The New York Times published an article on Friday, October 31 written by Samuel G. Freedman, that talks about BYUtv and it’s first original scripted television series, “Granite Flats.” Below is an excerpt from Freedman’s article:
SALT LAKE CITY — Four years ago, Scott Swofford fielded a question from a colleague that was addressed to him as both a filmmaker and a Mormon. What would it take to make a Mormon television network watchable? Mr. Swofford flippantly answered, “About $350 million.”
In fact, such a network did exist already. Owned and operated by Brigham Young University, the flagship institution of Mormon higher education, BYUtv was available to about 50 million households through cable and satellite-dish systems. The network’s top-rated show, however, was something called “Love of Quilting,” and it typically drew fewer than 10,000 viewers.
On an October afternoon four years later, Mr. Swofford, 58, sat in the producer’s chair of a former high school here that had been converted to a film studio. Its eight sets contained a virtual time capsule of 1963 America: Royal typewriter, portrait of John F. Kennedy, copies of The Saturday Evening Post. Cast members strolled past in the appropriately thin lapels and knee-length hemlines.

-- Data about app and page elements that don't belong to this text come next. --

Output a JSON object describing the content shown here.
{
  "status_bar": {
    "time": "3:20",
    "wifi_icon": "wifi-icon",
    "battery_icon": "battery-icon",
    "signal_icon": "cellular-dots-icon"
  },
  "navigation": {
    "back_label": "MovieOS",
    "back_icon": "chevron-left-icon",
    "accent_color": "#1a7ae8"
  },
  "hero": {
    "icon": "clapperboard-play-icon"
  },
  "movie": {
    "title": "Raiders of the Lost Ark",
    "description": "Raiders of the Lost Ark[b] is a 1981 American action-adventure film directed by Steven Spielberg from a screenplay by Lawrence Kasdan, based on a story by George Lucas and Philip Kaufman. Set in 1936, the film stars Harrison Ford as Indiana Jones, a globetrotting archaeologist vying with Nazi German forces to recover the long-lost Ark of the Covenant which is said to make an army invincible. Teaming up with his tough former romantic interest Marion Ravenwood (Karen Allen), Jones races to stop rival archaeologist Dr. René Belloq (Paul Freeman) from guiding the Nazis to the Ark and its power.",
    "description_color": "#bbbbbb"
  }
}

Mr. Swofford was overseeing an episode of “Granite Flats,” the television series that has, emphatically, made a Mormon television network watchable. As it prepares for a third season, this mixture of family drama, police procedural and Cold War suspense yarn has earned widespread critical praise and an audience of about 500,000 households per episode.
Continue reading Freedman’s article at The New York Times.